Spokane Public Schools
Spokane, Washington
  • 2017 Merit Award, Excellence in Masonry Design, Masonry Industry Promotion Group
  • 2015 Merit Award, Spokane Mayor's Urban Design Awards
  • 2015 Build Northwest Award, Associated General Contractors of America - Inland Northwest (AGC)
A campus truly born from community vision, the Ferris High School Modernization and Replacement brought existing characteristics together along with input from all parties involved, including students, teachers, parents and alumni. Among the primary goals was a desire to keep the open campus, so the school is organized in a series of four teaching wings radiating from a curved “street-style” corridor and the building’s massive scale is broken down into smaller village-type building elements. The wings create intermediate courtyards that are configured to preserve existing old-growth pine trees, recreating and re-interpreting the existing campus style, providing alternative exterior “short-cut” circulation among classroom wings, and allowing natural light into all teaching spaces.
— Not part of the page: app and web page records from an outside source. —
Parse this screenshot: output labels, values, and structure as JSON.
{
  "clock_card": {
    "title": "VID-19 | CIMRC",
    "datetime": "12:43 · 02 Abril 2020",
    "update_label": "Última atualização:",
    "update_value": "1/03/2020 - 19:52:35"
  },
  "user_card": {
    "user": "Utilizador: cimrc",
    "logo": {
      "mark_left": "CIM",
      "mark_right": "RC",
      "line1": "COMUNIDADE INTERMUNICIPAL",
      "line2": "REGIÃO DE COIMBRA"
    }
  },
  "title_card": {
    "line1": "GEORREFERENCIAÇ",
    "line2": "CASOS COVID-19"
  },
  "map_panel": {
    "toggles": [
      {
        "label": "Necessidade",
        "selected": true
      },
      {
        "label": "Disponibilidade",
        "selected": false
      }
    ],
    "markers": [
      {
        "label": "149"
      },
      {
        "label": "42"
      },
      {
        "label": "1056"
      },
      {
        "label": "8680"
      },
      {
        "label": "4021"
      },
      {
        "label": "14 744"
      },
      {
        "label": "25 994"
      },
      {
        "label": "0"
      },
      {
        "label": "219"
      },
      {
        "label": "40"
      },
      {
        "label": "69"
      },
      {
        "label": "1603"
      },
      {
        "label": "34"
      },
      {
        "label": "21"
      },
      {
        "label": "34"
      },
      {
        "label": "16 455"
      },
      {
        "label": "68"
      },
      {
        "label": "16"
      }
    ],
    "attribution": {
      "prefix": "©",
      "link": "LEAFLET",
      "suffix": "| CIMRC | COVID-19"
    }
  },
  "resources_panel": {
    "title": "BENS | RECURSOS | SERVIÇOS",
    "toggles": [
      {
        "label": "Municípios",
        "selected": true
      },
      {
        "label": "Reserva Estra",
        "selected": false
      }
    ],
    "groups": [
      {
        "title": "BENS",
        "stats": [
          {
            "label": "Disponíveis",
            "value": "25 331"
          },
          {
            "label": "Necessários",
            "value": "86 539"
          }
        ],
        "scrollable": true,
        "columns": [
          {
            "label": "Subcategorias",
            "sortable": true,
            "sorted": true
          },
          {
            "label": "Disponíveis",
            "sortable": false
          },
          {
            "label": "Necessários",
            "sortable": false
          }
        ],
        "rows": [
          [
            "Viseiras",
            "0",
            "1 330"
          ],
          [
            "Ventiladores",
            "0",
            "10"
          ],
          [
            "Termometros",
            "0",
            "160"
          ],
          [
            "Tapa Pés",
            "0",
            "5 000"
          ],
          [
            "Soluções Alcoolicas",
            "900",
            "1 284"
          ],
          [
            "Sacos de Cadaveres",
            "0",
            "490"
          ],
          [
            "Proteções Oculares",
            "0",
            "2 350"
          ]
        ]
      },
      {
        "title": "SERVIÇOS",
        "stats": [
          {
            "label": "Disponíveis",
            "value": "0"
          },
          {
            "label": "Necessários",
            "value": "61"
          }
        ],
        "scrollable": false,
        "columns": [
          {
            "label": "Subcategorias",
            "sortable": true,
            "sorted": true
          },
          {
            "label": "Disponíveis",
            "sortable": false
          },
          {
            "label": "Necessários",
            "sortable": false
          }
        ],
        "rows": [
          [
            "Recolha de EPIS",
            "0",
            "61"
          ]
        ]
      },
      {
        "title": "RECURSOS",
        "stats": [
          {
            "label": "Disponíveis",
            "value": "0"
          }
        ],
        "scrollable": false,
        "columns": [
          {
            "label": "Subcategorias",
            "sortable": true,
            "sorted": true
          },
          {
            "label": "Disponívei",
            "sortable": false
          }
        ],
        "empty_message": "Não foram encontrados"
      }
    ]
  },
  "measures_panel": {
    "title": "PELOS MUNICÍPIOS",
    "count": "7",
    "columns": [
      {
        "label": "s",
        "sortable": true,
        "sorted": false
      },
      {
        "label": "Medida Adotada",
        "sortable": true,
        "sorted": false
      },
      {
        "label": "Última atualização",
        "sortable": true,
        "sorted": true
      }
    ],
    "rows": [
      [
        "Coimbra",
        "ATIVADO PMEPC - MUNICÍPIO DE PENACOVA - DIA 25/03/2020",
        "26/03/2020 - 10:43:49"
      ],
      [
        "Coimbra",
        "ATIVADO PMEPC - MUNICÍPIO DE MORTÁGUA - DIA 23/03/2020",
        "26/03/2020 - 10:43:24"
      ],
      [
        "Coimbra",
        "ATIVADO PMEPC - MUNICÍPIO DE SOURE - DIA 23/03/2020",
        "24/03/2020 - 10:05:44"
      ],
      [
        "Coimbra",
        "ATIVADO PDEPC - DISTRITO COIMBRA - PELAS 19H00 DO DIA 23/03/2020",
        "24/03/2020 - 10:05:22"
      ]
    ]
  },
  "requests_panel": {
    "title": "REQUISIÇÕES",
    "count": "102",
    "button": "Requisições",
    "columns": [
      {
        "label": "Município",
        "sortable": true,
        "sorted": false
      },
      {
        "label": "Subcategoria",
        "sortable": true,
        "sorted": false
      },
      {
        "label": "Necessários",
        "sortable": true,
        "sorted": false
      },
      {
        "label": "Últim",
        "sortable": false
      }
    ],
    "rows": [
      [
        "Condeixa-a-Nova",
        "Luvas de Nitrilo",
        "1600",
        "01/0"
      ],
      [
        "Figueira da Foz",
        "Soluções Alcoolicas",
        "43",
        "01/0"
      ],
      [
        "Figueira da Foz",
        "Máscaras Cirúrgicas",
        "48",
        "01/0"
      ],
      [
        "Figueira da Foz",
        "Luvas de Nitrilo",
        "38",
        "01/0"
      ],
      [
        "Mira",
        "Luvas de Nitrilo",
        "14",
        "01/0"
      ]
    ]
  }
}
All classrooms, offices and public spaces were replaced with the single, multi-story building, and the existing, iconic performing arts center was retained and renovated. To allow school to remain in operation during construction, the project was broken down into three phases that carefully orchestrated demolition, new construction and uninterrupted education on the steeply sloping site. New site amenities include student, staff and events parking, bus parking and athletic fields.
The school’s educational space now totals 265,000 square feet. The school serves 1,750 students comfortably, with flexibility to add 245 more. Designed to meet the Washington State Sustainability Protocol, the facility uses LED lighting and a sophisticated landscape watering system that operates via a central control system at the district office and three computerized controllers on site. A built-in weather station monitors evaporation rates to determine how to most efficiently water the grounds and fields.